Below are records; work out how many of their lines hold the string "Australia" and give that number alone.

-- Recorded information follows --

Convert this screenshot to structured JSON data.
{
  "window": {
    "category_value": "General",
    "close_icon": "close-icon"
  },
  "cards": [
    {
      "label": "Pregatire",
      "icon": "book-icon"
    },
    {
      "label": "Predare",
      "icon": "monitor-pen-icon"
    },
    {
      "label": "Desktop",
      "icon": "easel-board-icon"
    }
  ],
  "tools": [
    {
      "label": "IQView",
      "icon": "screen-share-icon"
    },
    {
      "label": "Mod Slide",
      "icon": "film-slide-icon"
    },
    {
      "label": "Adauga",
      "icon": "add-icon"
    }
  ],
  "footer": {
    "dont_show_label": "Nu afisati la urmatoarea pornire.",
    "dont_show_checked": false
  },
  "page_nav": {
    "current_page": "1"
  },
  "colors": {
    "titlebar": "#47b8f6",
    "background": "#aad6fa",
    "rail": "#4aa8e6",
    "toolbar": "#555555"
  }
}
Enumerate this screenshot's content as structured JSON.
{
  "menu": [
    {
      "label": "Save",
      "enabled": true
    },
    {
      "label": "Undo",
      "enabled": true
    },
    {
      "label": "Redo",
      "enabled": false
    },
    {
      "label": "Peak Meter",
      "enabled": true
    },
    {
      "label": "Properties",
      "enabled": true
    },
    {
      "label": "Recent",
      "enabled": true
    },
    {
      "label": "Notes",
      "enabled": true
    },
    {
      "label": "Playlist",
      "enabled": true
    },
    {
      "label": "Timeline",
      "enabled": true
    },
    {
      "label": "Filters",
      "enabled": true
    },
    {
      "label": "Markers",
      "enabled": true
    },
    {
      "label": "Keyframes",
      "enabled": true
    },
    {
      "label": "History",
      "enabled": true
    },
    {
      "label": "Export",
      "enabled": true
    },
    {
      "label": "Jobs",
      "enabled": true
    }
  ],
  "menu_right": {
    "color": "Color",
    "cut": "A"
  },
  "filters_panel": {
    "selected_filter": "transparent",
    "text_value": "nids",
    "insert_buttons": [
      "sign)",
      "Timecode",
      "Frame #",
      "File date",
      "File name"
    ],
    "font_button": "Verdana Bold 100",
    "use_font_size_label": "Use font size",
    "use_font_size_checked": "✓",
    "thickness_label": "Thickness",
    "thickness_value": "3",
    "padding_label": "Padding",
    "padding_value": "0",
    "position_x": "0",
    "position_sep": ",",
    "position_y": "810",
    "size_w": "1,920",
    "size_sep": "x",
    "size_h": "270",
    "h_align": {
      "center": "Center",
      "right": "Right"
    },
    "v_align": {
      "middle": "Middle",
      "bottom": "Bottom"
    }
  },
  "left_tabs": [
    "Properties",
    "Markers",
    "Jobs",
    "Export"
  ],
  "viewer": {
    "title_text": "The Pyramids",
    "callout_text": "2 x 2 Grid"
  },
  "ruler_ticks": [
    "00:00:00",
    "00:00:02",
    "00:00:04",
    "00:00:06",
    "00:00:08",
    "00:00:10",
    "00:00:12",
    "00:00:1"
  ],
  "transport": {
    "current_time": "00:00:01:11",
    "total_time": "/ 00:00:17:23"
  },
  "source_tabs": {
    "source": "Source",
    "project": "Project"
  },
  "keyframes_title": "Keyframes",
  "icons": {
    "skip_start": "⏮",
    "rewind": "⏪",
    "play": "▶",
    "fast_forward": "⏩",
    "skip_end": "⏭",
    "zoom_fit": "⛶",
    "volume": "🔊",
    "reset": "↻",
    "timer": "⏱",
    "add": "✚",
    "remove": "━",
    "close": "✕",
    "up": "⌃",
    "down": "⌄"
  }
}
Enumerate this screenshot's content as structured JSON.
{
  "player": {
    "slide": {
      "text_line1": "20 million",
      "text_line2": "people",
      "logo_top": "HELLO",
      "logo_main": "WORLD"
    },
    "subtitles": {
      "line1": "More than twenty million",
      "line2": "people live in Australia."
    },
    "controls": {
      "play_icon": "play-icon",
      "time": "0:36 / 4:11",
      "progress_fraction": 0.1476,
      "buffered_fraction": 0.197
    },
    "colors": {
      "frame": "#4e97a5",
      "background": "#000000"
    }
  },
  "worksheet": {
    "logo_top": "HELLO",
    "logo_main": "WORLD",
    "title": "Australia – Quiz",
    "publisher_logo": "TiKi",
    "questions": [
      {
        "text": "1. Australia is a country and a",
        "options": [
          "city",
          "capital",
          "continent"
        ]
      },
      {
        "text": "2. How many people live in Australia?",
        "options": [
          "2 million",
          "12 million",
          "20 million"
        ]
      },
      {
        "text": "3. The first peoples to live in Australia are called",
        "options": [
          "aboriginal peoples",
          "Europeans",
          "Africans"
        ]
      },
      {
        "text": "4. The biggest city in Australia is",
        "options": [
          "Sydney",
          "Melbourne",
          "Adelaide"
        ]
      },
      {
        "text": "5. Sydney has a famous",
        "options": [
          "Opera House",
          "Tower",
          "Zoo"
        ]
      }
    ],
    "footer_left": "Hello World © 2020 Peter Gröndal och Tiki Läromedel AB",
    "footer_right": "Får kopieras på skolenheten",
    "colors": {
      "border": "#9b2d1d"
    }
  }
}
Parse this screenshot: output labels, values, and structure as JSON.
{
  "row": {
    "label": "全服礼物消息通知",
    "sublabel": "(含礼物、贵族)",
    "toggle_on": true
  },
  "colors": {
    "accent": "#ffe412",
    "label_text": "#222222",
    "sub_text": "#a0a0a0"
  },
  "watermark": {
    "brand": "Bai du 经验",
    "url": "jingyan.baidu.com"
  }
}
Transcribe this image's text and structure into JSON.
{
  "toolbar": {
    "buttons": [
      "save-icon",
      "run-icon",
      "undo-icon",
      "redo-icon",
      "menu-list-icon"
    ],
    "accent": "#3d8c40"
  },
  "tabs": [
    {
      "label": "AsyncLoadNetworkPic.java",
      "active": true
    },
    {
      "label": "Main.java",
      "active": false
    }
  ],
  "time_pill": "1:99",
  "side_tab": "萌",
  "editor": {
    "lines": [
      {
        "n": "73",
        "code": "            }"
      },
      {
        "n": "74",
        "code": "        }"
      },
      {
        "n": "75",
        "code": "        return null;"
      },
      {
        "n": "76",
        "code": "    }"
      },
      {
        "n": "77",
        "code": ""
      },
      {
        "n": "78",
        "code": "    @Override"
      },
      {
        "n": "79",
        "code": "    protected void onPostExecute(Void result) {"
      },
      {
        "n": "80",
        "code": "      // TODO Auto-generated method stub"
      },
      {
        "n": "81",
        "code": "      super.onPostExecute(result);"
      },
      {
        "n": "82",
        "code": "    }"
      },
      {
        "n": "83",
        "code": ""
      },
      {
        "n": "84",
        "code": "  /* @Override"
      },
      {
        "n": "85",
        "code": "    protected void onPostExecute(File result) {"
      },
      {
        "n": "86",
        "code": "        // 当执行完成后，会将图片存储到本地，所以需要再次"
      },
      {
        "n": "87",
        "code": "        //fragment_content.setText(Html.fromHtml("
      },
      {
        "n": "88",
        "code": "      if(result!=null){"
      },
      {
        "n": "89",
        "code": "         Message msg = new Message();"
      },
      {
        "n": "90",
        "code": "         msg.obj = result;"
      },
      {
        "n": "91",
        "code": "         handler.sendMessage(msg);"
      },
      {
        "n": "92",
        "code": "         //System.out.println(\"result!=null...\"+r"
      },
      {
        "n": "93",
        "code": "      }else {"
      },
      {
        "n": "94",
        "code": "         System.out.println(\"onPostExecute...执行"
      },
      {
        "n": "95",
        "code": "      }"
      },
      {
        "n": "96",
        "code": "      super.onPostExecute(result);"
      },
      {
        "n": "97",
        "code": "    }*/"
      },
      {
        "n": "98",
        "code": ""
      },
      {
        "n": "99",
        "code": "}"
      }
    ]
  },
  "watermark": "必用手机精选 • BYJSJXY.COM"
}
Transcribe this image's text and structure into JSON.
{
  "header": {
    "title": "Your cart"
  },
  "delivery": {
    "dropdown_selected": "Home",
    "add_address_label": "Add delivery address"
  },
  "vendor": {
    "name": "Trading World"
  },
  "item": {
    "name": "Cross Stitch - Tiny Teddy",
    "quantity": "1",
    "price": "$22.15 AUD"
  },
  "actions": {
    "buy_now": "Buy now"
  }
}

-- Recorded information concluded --

◆ Written response: 6